Posted Friday, Feb. 1, 2013, at 11:52 AM
Photo by Timothy A. Clary/AFP/Getty Images
The Obama administration moved today to provide a broader opt-out provision for those nonprofit religious institutions that have objected to providing health insurance coverage that includes contraceptives. While the proposal loosens the definition of "religious employer" somewhat, the mandate would still require that a third-party issuer step in and provide the copay-free birth control.
The White House is expected to formally unveil the proposal later today, but administration sources have already previewed the announcement to a number of Beltway reporters, and the Department of Health and Human Services has likewise released a fact sheet on the proposed rulemaking. Here's CNN with the broad strokes:

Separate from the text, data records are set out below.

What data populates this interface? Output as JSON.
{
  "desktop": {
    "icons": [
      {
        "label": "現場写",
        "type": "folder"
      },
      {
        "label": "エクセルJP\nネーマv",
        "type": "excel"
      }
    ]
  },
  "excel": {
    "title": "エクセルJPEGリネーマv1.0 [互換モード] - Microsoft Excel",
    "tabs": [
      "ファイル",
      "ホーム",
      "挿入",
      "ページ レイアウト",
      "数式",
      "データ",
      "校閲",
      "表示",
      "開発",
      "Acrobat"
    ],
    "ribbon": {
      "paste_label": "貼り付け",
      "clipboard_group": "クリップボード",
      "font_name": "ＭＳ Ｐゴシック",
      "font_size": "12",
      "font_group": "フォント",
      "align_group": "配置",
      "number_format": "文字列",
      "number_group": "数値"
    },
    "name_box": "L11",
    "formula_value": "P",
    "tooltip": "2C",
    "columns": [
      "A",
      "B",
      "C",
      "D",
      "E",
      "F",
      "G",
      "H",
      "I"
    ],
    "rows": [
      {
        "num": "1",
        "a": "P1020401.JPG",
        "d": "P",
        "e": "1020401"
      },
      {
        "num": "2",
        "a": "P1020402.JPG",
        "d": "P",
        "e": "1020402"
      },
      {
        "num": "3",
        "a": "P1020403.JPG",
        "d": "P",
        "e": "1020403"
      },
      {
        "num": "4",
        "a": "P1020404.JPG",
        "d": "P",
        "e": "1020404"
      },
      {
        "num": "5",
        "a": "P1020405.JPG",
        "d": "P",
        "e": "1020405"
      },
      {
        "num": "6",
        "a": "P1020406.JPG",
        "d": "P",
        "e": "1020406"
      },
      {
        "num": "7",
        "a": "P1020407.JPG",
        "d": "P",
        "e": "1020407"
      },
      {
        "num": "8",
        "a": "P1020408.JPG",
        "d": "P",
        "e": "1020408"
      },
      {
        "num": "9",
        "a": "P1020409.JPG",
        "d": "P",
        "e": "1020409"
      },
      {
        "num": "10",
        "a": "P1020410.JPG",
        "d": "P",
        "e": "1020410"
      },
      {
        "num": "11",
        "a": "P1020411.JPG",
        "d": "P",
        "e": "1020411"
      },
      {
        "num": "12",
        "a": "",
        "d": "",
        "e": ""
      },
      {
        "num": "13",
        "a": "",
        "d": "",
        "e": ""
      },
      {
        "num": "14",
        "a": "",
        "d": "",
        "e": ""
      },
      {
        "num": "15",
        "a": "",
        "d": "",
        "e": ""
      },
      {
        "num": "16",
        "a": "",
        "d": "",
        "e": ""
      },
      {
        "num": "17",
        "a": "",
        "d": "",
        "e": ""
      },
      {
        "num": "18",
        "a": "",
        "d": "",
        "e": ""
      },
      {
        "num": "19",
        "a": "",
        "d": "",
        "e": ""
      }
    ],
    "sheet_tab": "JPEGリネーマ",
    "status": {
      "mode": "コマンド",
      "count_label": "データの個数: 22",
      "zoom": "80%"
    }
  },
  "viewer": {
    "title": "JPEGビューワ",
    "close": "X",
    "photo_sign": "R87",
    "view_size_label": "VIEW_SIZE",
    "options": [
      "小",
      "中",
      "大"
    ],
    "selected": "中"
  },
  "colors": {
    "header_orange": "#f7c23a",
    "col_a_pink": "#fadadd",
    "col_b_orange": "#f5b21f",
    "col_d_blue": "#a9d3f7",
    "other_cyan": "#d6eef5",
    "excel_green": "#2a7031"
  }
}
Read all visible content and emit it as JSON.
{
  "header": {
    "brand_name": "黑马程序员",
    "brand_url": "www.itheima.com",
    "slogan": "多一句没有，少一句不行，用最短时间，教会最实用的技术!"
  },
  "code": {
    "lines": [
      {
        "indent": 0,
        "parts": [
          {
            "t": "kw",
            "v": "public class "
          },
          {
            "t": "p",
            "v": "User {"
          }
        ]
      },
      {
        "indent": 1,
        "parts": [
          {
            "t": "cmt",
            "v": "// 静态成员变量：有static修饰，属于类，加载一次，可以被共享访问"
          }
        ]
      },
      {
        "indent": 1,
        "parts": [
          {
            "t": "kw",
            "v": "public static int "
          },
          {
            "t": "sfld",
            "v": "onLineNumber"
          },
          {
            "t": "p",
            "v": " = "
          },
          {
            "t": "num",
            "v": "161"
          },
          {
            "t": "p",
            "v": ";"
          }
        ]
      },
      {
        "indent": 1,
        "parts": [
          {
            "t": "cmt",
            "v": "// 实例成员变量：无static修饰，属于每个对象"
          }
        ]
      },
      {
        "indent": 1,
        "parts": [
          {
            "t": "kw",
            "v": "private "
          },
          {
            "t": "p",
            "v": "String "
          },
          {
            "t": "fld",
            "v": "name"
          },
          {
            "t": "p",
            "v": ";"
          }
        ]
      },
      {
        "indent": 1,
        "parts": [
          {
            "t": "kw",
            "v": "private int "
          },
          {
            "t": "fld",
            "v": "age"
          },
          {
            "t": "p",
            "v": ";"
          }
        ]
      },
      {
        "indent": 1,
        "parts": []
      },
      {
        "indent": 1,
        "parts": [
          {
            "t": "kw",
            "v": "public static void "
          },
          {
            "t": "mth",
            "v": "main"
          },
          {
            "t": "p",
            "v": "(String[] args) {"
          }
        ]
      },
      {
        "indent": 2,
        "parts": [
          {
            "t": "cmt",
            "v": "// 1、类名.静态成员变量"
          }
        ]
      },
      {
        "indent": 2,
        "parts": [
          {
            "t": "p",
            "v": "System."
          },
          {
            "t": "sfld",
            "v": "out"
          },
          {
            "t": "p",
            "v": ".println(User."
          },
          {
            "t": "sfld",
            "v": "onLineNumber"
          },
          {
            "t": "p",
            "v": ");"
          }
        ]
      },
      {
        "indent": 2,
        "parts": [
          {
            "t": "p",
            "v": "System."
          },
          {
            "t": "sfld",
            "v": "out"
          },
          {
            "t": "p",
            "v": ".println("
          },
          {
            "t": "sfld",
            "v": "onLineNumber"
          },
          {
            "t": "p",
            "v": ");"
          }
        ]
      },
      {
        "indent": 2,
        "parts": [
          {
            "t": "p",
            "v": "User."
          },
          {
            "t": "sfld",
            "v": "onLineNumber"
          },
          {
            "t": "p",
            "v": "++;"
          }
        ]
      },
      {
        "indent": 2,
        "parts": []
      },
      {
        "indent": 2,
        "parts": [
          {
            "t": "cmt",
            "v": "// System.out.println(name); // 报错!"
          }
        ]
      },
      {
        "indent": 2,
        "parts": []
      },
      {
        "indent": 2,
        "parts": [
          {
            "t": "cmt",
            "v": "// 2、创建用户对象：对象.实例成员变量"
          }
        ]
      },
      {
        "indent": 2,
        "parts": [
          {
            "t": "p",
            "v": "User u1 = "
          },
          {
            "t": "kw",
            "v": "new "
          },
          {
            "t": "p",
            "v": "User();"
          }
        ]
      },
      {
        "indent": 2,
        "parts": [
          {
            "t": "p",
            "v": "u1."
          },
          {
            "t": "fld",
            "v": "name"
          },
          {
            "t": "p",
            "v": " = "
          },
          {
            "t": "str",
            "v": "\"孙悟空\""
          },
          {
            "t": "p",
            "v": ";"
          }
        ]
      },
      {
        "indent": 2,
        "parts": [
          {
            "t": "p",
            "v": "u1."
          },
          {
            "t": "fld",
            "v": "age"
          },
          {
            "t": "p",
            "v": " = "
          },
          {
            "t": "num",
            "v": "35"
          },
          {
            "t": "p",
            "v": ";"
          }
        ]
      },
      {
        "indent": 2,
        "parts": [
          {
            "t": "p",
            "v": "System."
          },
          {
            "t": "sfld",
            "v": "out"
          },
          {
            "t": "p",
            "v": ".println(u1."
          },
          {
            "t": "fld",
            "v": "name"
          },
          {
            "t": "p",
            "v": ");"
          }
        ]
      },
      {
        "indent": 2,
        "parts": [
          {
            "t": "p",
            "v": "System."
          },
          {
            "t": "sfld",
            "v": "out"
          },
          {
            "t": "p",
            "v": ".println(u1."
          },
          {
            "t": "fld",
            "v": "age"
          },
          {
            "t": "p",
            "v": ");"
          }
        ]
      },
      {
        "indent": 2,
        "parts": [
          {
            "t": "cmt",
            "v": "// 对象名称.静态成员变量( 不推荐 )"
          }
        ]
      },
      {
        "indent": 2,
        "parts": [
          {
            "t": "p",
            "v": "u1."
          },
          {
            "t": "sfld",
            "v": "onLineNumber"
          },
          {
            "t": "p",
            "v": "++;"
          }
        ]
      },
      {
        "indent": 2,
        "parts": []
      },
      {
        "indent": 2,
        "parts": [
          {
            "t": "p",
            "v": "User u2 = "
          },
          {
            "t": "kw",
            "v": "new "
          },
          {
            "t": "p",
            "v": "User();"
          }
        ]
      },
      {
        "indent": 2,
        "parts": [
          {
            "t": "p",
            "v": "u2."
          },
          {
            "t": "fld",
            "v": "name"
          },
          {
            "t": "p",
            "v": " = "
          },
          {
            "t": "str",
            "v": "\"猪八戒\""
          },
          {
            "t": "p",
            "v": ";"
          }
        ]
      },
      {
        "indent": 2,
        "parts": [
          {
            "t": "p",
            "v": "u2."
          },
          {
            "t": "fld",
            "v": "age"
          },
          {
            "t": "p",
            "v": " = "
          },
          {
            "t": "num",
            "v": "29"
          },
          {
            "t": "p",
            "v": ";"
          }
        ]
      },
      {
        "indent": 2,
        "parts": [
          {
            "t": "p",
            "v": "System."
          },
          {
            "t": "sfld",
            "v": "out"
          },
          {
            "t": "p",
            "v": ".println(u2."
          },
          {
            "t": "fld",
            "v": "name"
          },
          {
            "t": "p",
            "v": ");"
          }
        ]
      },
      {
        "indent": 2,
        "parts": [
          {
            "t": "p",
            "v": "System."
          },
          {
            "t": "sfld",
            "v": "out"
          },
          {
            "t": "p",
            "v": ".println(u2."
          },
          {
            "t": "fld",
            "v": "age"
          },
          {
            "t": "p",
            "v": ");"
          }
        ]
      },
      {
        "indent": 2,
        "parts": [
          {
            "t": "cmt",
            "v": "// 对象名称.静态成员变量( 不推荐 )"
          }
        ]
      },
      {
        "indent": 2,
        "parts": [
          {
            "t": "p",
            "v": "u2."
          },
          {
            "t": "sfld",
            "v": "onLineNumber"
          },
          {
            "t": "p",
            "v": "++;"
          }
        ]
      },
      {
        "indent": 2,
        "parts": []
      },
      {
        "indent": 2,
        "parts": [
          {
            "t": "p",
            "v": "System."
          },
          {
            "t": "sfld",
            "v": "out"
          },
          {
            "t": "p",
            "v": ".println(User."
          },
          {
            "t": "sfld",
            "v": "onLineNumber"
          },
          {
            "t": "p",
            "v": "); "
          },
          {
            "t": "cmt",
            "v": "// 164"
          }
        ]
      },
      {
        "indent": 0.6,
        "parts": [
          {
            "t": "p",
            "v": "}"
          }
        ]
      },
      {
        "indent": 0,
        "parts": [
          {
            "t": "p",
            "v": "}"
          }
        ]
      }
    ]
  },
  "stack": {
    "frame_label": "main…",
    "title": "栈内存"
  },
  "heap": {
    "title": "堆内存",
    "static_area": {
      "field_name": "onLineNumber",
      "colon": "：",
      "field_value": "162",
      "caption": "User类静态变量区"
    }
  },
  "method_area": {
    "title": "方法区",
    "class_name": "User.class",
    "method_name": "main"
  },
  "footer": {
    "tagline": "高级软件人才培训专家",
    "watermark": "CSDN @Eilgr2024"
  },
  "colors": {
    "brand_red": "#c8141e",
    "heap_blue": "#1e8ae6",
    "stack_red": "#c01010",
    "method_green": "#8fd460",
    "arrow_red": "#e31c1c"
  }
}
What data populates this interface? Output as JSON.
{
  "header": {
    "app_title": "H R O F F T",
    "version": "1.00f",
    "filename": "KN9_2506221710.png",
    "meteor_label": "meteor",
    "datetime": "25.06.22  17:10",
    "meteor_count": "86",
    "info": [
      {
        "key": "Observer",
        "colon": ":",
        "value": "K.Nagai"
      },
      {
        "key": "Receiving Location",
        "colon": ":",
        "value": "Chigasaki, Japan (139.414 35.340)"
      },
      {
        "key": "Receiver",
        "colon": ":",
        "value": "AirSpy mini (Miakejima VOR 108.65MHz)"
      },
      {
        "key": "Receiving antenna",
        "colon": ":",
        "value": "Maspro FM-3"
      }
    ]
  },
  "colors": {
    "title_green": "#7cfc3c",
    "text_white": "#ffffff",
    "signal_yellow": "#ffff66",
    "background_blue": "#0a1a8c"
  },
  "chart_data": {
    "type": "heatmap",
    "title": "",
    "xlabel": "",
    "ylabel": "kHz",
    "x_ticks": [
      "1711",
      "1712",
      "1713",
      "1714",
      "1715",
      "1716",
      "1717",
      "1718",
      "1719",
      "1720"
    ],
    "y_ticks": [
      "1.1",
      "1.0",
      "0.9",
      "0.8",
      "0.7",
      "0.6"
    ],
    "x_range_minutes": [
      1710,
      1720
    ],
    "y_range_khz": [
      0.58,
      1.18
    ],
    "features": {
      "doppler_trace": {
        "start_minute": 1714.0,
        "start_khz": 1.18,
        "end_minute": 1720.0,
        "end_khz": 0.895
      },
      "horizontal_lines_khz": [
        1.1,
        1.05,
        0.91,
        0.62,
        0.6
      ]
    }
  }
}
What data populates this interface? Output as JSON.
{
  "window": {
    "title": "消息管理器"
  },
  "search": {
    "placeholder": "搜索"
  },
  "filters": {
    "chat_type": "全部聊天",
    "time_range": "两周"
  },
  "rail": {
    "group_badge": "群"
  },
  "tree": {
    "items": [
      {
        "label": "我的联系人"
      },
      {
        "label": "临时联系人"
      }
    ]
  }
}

In March, after an uproar among religious institutions that didn't want to pay for contraceptives, the Obama administration offered several policy suggestions that would require the administrator of the insurance policy, not the religious institution or the insurer, to pay for contraception coverage and invited comment on those proposals. ...
"Religiously affiliated organizations will be given the option of exempting themselves from the requirement of providing their employees with contraceptive access or service that they are morally opposed to," said the source.
According to HHS, today's move will simplify what constitutes a "religious employer" as it relates to contraceptive coverage. The proposed rule would eliminate the need for such an entity to (via the HHS fact sheet):
- have the inculcation of religious values as its purpose;
- primarily employ persons who share its religious tenets; and
- primarily serve persons who share its religious tenets.
The new definition would largely echo how the IRS classifies religious employers, and would primarily include churches, other houses of worship, and their affiliated organizations.
The biggest change would be that "a house of worship would not be excluded from the exemption because, for example, it provides charitable social services to persons of different religious faiths or employs persons of different religious faiths," according to the fact sheet. According to HHS, the change is meant to codify the intent of last year's rules, and is not expected to "expand the universe of employer plans that would qualify for the exemption."
This post was updated at 12:03 p.m. with additional analysis.